I approve.

(Reblogged from borgevino)
(Reblogged from shredsandpatches)
(Reblogged from borgevino)

One does not forget time in these plays, for time is moral choice. The Prince does not; Falstaff does not. But Falstaff, who has tried to evade time throughout, as time is reckoning, speaks the final word on time in the plays, unaware of the comprehensive irony he speaks: “O, if I had had time to have made new liveries…” (2 Henry IV V. vi. 10-11).

It is in this double pattern of time for the Prince and Falstaff that certain scenes, long dismissed with a word or two as pure comedy, reveal their meaning as analogical structures similar to the first scene of Caesar. The first of these, that in which the Prince and Poins amuse themselves with Francis, the apprentice drawer, is initiated by the Prince with typical equivocation––he proposes the joke “to drive away the time till Falstaff come.” Unlike many readers, Poins eventually recognizes the ambivalence of this remark, for he asks after the joke, “But hark ye; what cunning match have you made with this jest of the drawer? Come, what’s the issue?” (1 Henry IV II. iv. 100-102).

The joke, as everyone knows, lies in Poins’s calling for the drawer from an adjoining room, and the Prince’s calling him back when he has responded, so that Francis is kept scurrying back and forth, each time crying “Anon, anon” to Poins. This is a variation of one of the oldest of farce routines, running about in some foolish way, and without doubt, it provided the usual hilarity for the general; the caviar, however, lies in what is said by the Prince and drawer between scurryings. What the Prince says, Francis does not understand, nor does Poins, who is in the next room. But much of the delight of the scene lies in the recognition by the discriminating, that in the context of the Prince’s most inward thought, “Anon, anon” has much meaning, which they are sharing with him.

The point, as the Prince says at the outset, is why Francis has given him a pennyworth of sugar.

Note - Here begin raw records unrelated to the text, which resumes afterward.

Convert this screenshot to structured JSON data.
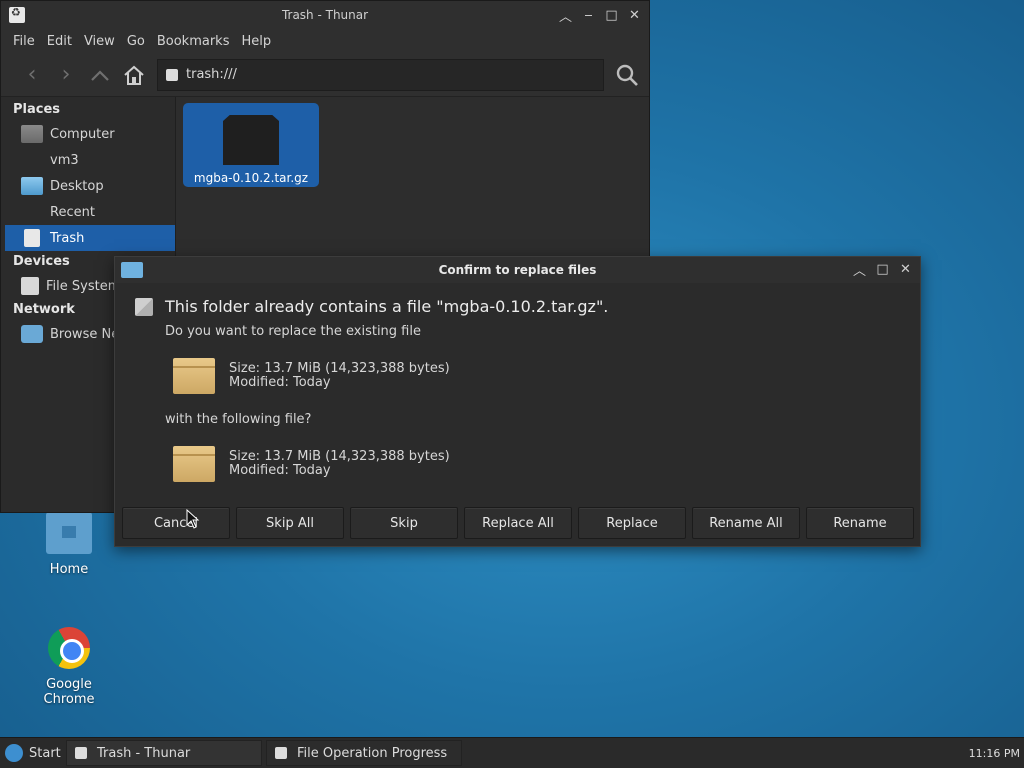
{
  "desktop": {
    "icons": [
      {
        "label": "Home",
        "icon": "home-folder-icon"
      },
      {
        "label": "Google Chrome",
        "icon": "chrome-icon"
      }
    ]
  },
  "thunar": {
    "title": "Trash - Thunar",
    "menu": [
      "File",
      "Edit",
      "View",
      "Go",
      "Bookmarks",
      "Help"
    ],
    "location": "trash:///",
    "sidebar": {
      "places_header": "Places",
      "places": [
        {
          "label": "Computer",
          "icon": "computer-icon"
        },
        {
          "label": "vm3",
          "icon": ""
        },
        {
          "label": "Desktop",
          "icon": "desktop-folder-icon"
        },
        {
          "label": "Recent",
          "icon": ""
        },
        {
          "label": "Trash",
          "icon": "trash-icon",
          "selected": true
        }
      ],
      "devices_header": "Devices",
      "devices": [
        {
          "label": "File System",
          "icon": "drive-icon"
        }
      ],
      "network_header": "Network",
      "network": [
        {
          "label": "Browse Network",
          "icon": "network-icon"
        }
      ]
    },
    "files": [
      {
        "name": "mgba-0.10.2.tar.gz",
        "icon": "archive-icon",
        "selected": true
      }
    ]
  },
  "dialog": {
    "title": "Confirm to replace files",
    "heading": "This folder already contains a file \"mgba-0.10.2.tar.gz\".",
    "question_existing": "Do you want to replace the existing file",
    "existing": {
      "size": "Size: 13.7 MiB (14,323,388 bytes)",
      "modified": "Modified: Today"
    },
    "question_new": "with the following file?",
    "new": {
      "size": "Size: 13.7 MiB (14,323,388 bytes)",
      "modified": "Modified: Today"
    },
    "buttons": {
      "cancel": "Cancel",
      "skip_all": "Skip All",
      "skip": "Skip",
      "replace_all": "Replace All",
      "replace": "Replace",
      "rename_all": "Rename All",
      "rename": "Rename"
    }
  },
  "taskbar": {
    "start": "Start",
    "tasks": [
      "Trash - Thunar",
      "File Operation Progress"
    ],
    "clock": "11:16 PM"
  }
}
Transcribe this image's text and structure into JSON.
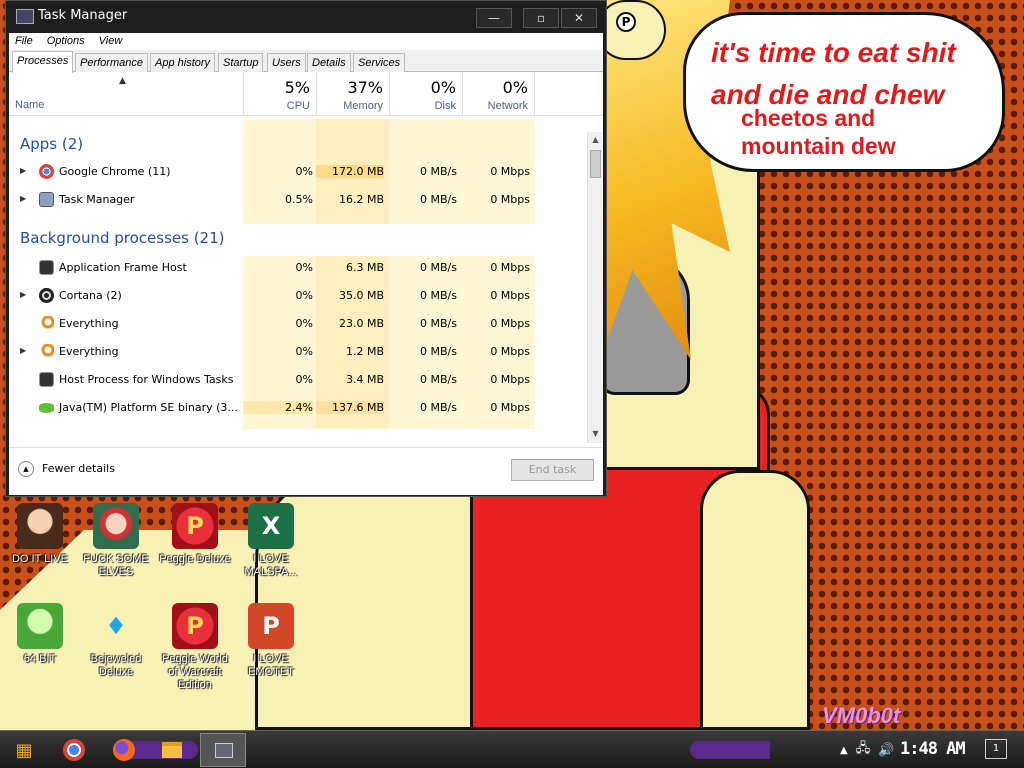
{
  "wallpaper": {
    "speech": {
      "line1": "it's time to eat shit",
      "line2": "and die and chew",
      "line3": "cheetos and",
      "line4": "mountain dew"
    },
    "watermark": "VM0b0t"
  },
  "desktop_icons": [
    {
      "label": "DO IT LIVE",
      "icon": "portrait-icon"
    },
    {
      "label": "FUCK SOME ELVES",
      "icon": "elf-icon"
    },
    {
      "label": "Peggle Deluxe",
      "icon": "peggle-icon"
    },
    {
      "label": "I LOVE MALSPA...",
      "icon": "excel-icon"
    },
    {
      "label": "64 BIT",
      "icon": "peridot-icon"
    },
    {
      "label": "Bejeweled Deluxe",
      "icon": "gem-icon"
    },
    {
      "label": "Peggle World of Warcraft Edition",
      "icon": "peggle-icon"
    },
    {
      "label": "I LOVE EMOTET",
      "icon": "powerpoint-icon"
    }
  ],
  "task_manager": {
    "title": "Task Manager",
    "menu": [
      "File",
      "Options",
      "View"
    ],
    "tabs": [
      "Processes",
      "Performance",
      "App history",
      "Startup",
      "Users",
      "Details",
      "Services"
    ],
    "active_tab": "Processes",
    "columns": {
      "name": "Name",
      "cpu": {
        "pct": "5%",
        "label": "CPU"
      },
      "memory": {
        "pct": "37%",
        "label": "Memory"
      },
      "disk": {
        "pct": "0%",
        "label": "Disk"
      },
      "network": {
        "pct": "0%",
        "label": "Network"
      }
    },
    "groups": {
      "apps": "Apps (2)",
      "background": "Background processes (21)"
    },
    "processes": [
      {
        "name": "Google Chrome (11)",
        "cpu": "0%",
        "mem": "172.0 MB",
        "disk": "0 MB/s",
        "net": "0 Mbps",
        "expandable": true,
        "icon": "chrome-icon"
      },
      {
        "name": "Task Manager",
        "cpu": "0.5%",
        "mem": "16.2 MB",
        "disk": "0 MB/s",
        "net": "0 Mbps",
        "expandable": true,
        "icon": "task-manager-icon"
      },
      {
        "name": "Application Frame Host",
        "cpu": "0%",
        "mem": "6.3 MB",
        "disk": "0 MB/s",
        "net": "0 Mbps",
        "expandable": false,
        "icon": "app-frame-icon"
      },
      {
        "name": "Cortana (2)",
        "cpu": "0%",
        "mem": "35.0 MB",
        "disk": "0 MB/s",
        "net": "0 Mbps",
        "expandable": true,
        "icon": "cortana-icon"
      },
      {
        "name": "Everything",
        "cpu": "0%",
        "mem": "23.0 MB",
        "disk": "0 MB/s",
        "net": "0 Mbps",
        "expandable": false,
        "icon": "magnifier-icon"
      },
      {
        "name": "Everything",
        "cpu": "0%",
        "mem": "1.2 MB",
        "disk": "0 MB/s",
        "net": "0 Mbps",
        "expandable": true,
        "icon": "magnifier-icon"
      },
      {
        "name": "Host Process for Windows Tasks",
        "cpu": "0%",
        "mem": "3.4 MB",
        "disk": "0 MB/s",
        "net": "0 Mbps",
        "expandable": false,
        "icon": "host-process-icon"
      },
      {
        "name": "Java(TM) Platform SE binary (3...",
        "cpu": "2.4%",
        "mem": "137.6 MB",
        "disk": "0 MB/s",
        "net": "0 Mbps",
        "expandable": true,
        "icon": "java-icon"
      }
    ],
    "footer": {
      "fewer_details": "Fewer details",
      "end_task": "End task"
    }
  },
  "taskbar": {
    "clock": "1:48 AM",
    "notification_count": "1",
    "pinned": [
      "start-icon",
      "chrome-icon",
      "firefox-icon",
      "file-explorer-icon",
      "task-manager-icon"
    ]
  },
  "colors": {
    "wallpaper_orange": "#c9501a",
    "shirt_red": "#e82222",
    "speech_red": "#e01a1a",
    "group_blue": "#1f4f9e",
    "heat_light": "#fff6d6",
    "heat_mid": "#ffe9a8"
  }
}
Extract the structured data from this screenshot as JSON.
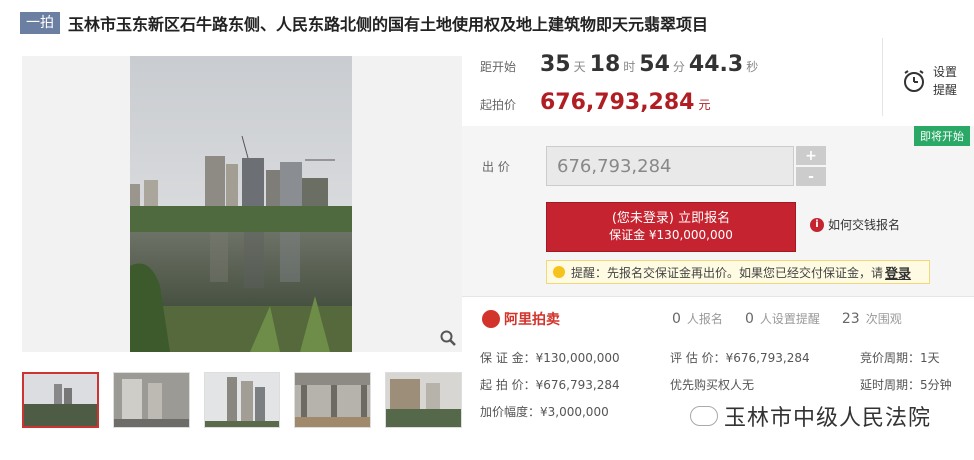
{
  "header": {
    "badge": "一拍",
    "title": "玉林市玉东新区石牛路东侧、人民东路北侧的国有土地使用权及地上建筑物即天元翡翠项目"
  },
  "countdown": {
    "label": "距开始",
    "days": "35",
    "days_unit": "天",
    "hours": "18",
    "hours_unit": "时",
    "minutes": "54",
    "minutes_unit": "分",
    "seconds": "44.3",
    "seconds_unit": "秒"
  },
  "reminder": {
    "line1": "设置",
    "line2": "提醒",
    "icon": "alarm-clock-icon"
  },
  "start_price": {
    "label": "起拍价",
    "value": "676,793,284",
    "unit": "元"
  },
  "bid": {
    "status": "即将开始",
    "label": "出 价",
    "input_value": "676,793,284",
    "plus": "+",
    "minus": "-",
    "signup_line1": "(您未登录) 立即报名",
    "signup_line2": "保证金 ¥130,000,000",
    "howto": "如何交钱报名",
    "tip_text": "提醒：先报名交保证金再出价。如果您已经交付保证金，请",
    "tip_login": "登录"
  },
  "stats": {
    "brand": "阿里拍卖",
    "signups_n": "0",
    "signups_label": "人报名",
    "reminders_n": "0",
    "reminders_label": "人设置提醒",
    "views_n": "23",
    "views_label": "次围观"
  },
  "details": {
    "deposit": "保 证 金：¥130,000,000",
    "appraisal": "评 估 价：¥676,793,284",
    "cycle": "竞价周期：1天",
    "start": "起 拍 价：¥676,793,284",
    "priority": "优先购买权人",
    "priority_value": "无",
    "extension": "延时周期：5分钟",
    "increment": "加价幅度：¥3,000,000"
  },
  "watermark": "玉林市中级人民法院",
  "colors": {
    "accent_red": "#c4232f",
    "status_green": "#2aa865",
    "badge_blue": "#6b7fa3"
  }
}
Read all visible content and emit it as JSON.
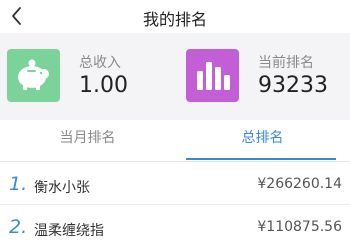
{
  "nav": {
    "back_icon": "chevron-left-icon",
    "title": "我的排名"
  },
  "cards": {
    "total_income": {
      "icon": "piggy-bank-icon",
      "label": "总收入",
      "value": "1.00",
      "color": "#7cd39a"
    },
    "current_rank": {
      "icon": "bar-chart-icon",
      "label": "当前排名",
      "value": "93233",
      "color": "#c25ed6"
    }
  },
  "tabs": [
    {
      "label": "当月排名",
      "active": false
    },
    {
      "label": "总排名",
      "active": true
    }
  ],
  "accent_color": "#3a8bd6",
  "ranking": [
    {
      "rank": "1.",
      "name": "衡水小张",
      "amount": "¥266260.14"
    },
    {
      "rank": "2.",
      "name": "温柔缠绕指",
      "amount": "¥110875.56"
    }
  ]
}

This has happened when the Prince, in joining the tapsters among their hogsheads, has been assured by them that he is no “proud Jack, like Falstaff”, and that he shall command them “when I am king of England”. The dialogue with Francis, however, deals with more than the gift of sugar; the Prince asks about his length of servitude, his feelings about abandoning it, his age, and finally the gift. If one remembers here Hamlet’s complaint about clowns, that “…there be of them that will themselves laugh to set on some quantity of barren spectators to laugh too, though in the meantime some necessary question of the play be then to be considered” (Hamlet III.ii.45-48), he will do more than laugh; he will consider and understand the necessary question. The way to understanding here, as throughout the two plays, lies in grasping the fact that the Prince is consistently introspective; that his personal inquiry is always what kind of ethical action marks a king, and what kinds of men kingship must deny and what kind take unto itself as constant and true. If here we know that the Prince’s questions are about himself, as well as about the least in the kingdom, we will have the answer to Poins’s question, “Come, what’s the issue?”

Five years is “a long lease for the clinking of pewter”. But how long is apprenticeship to the crown?

Analogical Probability in Shakespeare’s Plays, which is tragically unavailable for public consumption unless moneydollars are forked over because at some point over the course of human history for reasons I cannot fathom knowledge itself became a commercial product.